Tips to Set Your Child Up for Homework Success

Is homework time a daily hassle? Tips & tricks to get it done

little girl writing on a notebook in the garden


If you’re like most parents, homework time is a source of stress. You want your child to succeed, but you also don’t want to end up doing the work for them (or yelling at them to get it done). According to theNational PTA, homework should take about 10 minutes per grade level each day. So a first grader should have about 10 minutes of homework a day, while a high school student should have somewhere between 90-120 minutes daily. Homework time doesn’t have to be a hassle. Here are some tips for homework help that will hopefully make everyone’s life a little easier.

Make sure there’s a designated homework space.

A homework space should be quiet, comfortable, and organized. This will help your child focus and get the work done without any distractions. Keep all the homework supplies your child will need in this spot, so they are not wandering the house looking for paper, pens, a calculator, etc.

Make a homework schedule.

This can help your child plan out when they will do with their homework and avoid procrastination. It’s also a good way to make sure that all their homework gets done on time. If schedules allow, pick a time that is consistent each day. This could be shortly after your child gets home from school, before dinner, etc. Just make sure to give your child a break once they get home from school before diving in.

Make sure there is enough time allotted for homework.

Try not to overschedule your child to the point where you’re struggling to find enough minutes in the day for them to focus on their homework. Be sure to include specific tasks on the homework schedule. This could include completing homework assignments, reading for homework, or practicing math facts. Many parents find success in setting up a homework curfew. This will let your child know when homework is officially over for the day and will help him avoid any late-night cramming sessions.

Encourage breaks.

It’s important for kids to take breaks while they’re doing homework, especially if it’s something they find challenging. This will help them stay focused and avoid getting overwhelmed.

Reward good homework habits.

Praise your child when they do their homework on time or finish it early, and offer small rewards such as an extra hour of TV time or a trip to the park when they complete all their assignments.

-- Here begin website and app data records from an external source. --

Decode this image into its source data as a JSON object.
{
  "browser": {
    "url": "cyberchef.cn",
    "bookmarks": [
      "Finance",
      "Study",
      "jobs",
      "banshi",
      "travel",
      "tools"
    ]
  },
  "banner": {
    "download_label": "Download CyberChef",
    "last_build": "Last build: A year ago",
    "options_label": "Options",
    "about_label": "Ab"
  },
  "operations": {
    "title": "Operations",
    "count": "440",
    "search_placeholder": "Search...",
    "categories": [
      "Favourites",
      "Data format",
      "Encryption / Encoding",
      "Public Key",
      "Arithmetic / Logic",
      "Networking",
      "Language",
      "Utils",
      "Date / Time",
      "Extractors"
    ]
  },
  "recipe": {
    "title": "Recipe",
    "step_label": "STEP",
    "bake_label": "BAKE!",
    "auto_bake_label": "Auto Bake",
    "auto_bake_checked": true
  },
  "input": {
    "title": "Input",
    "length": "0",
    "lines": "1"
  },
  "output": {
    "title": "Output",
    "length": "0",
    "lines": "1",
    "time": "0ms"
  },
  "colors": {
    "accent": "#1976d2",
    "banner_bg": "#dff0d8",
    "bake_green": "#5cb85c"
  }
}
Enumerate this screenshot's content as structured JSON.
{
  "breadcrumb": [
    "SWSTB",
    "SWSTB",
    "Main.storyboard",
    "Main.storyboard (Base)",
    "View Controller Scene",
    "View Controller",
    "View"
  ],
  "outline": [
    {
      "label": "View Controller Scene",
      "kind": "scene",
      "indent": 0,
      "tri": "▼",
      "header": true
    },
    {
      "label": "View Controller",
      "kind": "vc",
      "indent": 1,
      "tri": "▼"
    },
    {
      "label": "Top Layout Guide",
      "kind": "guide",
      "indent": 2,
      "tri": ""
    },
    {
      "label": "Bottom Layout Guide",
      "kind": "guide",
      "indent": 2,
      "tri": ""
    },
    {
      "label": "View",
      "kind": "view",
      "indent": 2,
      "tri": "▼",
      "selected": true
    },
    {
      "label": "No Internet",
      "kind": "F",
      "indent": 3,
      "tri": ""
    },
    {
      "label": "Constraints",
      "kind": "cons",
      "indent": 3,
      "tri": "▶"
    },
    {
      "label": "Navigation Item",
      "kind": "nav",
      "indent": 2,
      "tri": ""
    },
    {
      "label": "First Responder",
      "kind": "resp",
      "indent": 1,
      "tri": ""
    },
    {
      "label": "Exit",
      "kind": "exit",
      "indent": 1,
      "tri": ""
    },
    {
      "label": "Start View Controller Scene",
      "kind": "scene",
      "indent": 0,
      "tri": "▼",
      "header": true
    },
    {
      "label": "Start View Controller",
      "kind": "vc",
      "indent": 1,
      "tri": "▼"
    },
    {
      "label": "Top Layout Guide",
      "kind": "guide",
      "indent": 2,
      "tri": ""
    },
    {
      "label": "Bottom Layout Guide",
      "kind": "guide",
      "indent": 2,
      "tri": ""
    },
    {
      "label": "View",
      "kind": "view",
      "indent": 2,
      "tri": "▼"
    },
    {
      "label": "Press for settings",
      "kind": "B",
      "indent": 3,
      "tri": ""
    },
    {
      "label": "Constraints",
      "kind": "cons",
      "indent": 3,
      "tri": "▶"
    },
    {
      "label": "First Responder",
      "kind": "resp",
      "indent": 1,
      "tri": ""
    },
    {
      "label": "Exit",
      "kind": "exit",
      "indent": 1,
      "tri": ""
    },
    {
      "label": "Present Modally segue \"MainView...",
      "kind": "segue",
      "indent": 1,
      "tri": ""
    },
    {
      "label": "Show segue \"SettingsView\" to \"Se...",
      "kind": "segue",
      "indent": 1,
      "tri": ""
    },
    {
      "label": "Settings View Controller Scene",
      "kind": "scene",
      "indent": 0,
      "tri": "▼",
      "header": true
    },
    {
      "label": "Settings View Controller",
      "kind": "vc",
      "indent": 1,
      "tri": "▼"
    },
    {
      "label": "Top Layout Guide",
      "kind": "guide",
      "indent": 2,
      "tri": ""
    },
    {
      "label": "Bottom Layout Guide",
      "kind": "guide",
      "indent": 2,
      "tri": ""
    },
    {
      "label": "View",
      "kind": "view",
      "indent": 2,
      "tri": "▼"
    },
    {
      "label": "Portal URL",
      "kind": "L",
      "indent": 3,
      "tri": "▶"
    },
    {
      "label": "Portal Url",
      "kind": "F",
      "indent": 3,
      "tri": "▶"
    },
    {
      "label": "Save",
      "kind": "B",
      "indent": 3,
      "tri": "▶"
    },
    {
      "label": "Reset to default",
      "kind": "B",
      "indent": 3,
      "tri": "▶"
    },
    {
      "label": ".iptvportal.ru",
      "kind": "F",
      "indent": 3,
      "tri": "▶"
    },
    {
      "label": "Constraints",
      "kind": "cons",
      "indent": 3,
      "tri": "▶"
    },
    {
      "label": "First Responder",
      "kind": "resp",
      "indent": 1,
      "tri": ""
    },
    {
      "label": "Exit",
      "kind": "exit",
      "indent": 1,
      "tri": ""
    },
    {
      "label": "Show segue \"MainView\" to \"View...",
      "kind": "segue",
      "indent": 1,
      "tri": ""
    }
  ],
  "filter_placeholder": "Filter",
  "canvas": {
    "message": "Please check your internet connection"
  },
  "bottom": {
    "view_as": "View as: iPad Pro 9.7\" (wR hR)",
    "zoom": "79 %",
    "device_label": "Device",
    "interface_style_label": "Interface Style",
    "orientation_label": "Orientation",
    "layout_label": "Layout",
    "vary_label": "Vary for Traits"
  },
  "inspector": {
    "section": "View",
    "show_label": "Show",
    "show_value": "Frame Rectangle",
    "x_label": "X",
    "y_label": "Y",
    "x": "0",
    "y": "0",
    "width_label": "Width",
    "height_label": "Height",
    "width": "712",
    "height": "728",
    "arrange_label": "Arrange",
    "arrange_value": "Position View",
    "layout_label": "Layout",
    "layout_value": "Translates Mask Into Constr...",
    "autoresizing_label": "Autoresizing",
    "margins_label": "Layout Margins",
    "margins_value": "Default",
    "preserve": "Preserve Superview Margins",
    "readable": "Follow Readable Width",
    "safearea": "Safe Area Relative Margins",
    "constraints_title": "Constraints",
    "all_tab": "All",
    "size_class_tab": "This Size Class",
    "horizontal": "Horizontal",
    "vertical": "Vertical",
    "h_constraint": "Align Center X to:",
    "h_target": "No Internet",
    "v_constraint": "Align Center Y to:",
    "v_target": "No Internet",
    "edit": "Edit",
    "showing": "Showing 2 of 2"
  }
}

Should I Help My Child With Their Homework?

Some parents help their children with homework, while others believe that kids should be able to do it on their own. If you’re not sure whether or not you should help your child with her homework, here are a few things to keep in mind:

First, consider how much homework your child has. If they have a lot, it might be helpful to give them a little bit of help. But if they only have a little bit, it’s best to let them do it on her own. Second, think about your child’s homework habits. Do they work best when you stay nearby and offer occasional help, or do they prefer to work independently? Finally, remember that different kids learn in different ways. Some kids need more help than others, and some kids learn better when they’re allowed to take their time and figure things out on their own.

What to Do if Your Child Has too Much Homework?

Many students feel overwhelmed with homework, especially if they have a lot of it. For some, it can be tempting to scream, cry, or threaten to get out of homework altogether. However, these behaviors will only aggravate the situation and make completing homework even more difficult. You can help your child by breaking up the homework into a series of smaller tasks. Also, make sure your child is actually doing their homework during homework time, and is not getting side-tracked by his cellphone, or other distractions in the home.

Online Homework Helpers

There are lots of online resources that can help your child tackle their homework. Some are free and some are paid, and there are many websites that offer free homework help with paid upgrades. Here are just a few to turn to in times of homework trouble.

Moms share their homework advice

I sit every day after school for 60 minutes with my 5th grader helping him with homework and reviewing daily lessons. I do not tell him answers, but help walk him through the thinking process. In our house no rewards for doing school work. He is not allowed to play until work is done.

-K. MacDonald

I always help with homework, but only with the first few questions to get them started – if they ask for help. I’m trying to show them that it’s ok to need help and to ask for it. I think it will help when they are adults to know they can always ask for help in their jobs, etc. I watch to make sure they understand the next questions though and let them do the rest.


From 1st grade and even when I came home from college, my mom sat at the kitchen table with me. Every. single. Night. Honestly me doing the homework and projects saved my butt in school.

-D. Mae

Helping your child develop good homework habits will not only make things easier for you, but it will also help him in the long run.

smiling blonde child sitting on a wooden chair